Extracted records
==============================

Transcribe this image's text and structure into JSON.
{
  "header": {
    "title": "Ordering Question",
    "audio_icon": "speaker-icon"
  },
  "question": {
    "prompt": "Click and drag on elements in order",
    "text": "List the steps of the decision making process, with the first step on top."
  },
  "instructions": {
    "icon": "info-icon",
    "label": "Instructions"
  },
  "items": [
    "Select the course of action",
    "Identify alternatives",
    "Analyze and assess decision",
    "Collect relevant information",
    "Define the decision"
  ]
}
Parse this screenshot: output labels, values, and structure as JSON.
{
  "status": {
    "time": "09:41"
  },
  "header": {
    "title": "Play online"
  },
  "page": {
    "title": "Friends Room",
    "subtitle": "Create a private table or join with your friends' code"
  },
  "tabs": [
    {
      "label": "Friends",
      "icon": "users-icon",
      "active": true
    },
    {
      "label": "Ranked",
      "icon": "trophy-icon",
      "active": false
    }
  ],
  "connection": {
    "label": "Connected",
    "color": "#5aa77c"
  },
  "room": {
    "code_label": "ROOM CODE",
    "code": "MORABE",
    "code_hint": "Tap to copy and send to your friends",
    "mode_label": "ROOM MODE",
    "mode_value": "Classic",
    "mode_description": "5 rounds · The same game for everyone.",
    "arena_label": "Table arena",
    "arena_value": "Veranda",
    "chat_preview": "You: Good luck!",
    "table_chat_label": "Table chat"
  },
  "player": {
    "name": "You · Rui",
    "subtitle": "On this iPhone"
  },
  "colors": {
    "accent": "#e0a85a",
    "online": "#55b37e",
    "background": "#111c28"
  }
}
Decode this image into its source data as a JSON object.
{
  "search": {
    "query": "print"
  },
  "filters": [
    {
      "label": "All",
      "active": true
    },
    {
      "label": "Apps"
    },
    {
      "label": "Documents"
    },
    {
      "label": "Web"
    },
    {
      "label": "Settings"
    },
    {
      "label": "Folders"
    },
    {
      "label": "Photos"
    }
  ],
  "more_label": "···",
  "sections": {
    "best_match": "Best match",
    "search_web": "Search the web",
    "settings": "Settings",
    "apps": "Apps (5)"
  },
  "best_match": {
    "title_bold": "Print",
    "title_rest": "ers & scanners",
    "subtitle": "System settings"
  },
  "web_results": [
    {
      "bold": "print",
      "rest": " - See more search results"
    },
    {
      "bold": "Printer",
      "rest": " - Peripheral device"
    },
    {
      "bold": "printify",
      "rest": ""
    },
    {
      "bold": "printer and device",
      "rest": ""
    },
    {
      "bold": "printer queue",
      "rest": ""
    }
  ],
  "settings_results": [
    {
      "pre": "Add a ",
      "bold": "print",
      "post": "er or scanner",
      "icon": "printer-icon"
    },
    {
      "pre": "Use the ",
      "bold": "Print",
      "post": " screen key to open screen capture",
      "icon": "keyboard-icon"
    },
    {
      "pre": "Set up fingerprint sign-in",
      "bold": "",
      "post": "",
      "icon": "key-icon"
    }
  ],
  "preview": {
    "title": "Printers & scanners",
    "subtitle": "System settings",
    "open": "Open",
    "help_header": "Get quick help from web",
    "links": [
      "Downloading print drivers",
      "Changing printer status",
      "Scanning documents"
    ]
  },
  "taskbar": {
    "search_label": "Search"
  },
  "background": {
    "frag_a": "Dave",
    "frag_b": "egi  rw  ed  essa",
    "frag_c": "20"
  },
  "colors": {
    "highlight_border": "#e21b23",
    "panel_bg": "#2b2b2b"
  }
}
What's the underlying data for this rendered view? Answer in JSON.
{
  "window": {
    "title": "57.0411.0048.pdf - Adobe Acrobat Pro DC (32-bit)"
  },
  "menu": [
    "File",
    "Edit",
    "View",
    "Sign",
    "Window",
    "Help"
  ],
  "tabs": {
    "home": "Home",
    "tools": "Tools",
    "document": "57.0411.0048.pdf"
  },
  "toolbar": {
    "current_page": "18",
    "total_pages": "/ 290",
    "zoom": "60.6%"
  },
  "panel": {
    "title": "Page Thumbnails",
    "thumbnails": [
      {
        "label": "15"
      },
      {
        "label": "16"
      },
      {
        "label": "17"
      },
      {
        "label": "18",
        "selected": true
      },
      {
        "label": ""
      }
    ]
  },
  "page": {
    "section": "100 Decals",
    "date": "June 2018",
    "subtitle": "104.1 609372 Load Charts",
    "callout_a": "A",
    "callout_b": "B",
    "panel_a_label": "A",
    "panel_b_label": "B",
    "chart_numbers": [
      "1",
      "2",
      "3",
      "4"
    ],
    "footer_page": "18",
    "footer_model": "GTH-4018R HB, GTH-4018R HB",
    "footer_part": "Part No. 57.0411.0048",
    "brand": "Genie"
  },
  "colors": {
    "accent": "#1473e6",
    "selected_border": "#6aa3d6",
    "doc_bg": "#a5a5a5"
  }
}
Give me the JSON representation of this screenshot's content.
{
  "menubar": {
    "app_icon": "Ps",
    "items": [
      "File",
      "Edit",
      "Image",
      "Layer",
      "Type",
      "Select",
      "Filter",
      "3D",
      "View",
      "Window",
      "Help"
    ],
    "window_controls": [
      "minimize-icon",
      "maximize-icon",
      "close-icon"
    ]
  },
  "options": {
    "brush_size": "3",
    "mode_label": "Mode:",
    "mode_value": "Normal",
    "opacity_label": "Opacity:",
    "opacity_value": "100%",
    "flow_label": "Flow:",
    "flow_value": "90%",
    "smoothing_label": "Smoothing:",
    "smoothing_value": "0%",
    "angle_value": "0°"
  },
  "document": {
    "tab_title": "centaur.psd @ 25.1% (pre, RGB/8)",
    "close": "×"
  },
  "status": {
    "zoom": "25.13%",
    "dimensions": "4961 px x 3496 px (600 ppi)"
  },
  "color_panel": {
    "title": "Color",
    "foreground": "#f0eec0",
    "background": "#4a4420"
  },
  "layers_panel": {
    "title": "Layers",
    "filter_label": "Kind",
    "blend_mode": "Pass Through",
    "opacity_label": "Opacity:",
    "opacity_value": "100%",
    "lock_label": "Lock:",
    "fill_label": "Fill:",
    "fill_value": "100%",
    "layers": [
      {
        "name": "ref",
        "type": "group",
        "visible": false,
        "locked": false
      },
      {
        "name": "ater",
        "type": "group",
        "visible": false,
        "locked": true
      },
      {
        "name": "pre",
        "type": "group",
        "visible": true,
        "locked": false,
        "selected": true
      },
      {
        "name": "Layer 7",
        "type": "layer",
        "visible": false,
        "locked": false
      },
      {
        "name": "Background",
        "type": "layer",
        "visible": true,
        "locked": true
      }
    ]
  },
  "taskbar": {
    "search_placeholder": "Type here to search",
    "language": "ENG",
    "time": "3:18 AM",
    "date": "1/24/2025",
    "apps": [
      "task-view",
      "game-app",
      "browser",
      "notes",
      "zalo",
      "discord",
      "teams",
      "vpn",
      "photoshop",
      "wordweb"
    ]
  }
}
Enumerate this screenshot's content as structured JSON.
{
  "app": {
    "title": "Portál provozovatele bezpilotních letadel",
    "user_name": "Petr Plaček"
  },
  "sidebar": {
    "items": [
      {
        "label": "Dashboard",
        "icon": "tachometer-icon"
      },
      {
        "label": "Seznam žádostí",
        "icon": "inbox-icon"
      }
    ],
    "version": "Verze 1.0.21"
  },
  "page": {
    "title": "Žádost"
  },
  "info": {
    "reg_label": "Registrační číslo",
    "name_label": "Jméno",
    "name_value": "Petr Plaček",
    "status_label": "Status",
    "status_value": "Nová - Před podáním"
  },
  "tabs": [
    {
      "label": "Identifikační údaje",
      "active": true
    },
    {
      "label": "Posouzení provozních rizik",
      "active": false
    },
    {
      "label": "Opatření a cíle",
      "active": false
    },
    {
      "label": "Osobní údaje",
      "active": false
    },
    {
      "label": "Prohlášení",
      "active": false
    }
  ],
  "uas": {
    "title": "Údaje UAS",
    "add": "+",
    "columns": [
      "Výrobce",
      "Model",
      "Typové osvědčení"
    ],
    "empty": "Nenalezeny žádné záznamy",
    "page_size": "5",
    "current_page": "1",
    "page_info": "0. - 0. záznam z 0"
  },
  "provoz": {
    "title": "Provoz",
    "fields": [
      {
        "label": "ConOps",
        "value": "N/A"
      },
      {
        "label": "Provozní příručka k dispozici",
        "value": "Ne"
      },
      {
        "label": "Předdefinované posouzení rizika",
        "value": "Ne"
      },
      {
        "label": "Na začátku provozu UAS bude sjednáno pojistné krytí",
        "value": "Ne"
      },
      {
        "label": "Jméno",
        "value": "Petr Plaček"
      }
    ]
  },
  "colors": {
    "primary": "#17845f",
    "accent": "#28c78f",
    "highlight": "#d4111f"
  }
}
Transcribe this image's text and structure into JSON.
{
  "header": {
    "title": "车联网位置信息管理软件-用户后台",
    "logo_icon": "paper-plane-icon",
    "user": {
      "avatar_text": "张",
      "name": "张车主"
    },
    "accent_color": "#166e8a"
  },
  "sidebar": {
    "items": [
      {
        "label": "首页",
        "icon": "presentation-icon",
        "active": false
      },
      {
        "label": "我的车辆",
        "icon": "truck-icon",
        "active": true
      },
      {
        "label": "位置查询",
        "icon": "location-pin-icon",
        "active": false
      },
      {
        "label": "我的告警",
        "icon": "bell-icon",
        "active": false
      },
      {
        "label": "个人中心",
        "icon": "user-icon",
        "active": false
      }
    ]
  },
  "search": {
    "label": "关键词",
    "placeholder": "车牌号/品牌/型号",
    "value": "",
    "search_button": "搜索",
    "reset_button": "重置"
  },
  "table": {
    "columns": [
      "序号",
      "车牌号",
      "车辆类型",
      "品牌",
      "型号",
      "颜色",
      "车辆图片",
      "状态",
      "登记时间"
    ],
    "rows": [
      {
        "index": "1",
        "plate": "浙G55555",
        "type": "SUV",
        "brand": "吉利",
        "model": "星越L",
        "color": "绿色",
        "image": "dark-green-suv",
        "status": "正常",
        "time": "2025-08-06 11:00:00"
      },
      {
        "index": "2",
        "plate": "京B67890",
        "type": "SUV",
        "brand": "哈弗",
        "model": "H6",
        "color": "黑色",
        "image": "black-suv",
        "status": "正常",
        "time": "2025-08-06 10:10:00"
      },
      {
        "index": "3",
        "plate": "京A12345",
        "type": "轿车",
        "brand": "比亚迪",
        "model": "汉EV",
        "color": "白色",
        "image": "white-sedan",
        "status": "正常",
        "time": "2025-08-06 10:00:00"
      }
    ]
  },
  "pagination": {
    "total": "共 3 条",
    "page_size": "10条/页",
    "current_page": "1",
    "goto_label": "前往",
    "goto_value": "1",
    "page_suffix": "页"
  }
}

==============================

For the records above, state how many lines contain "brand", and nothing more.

4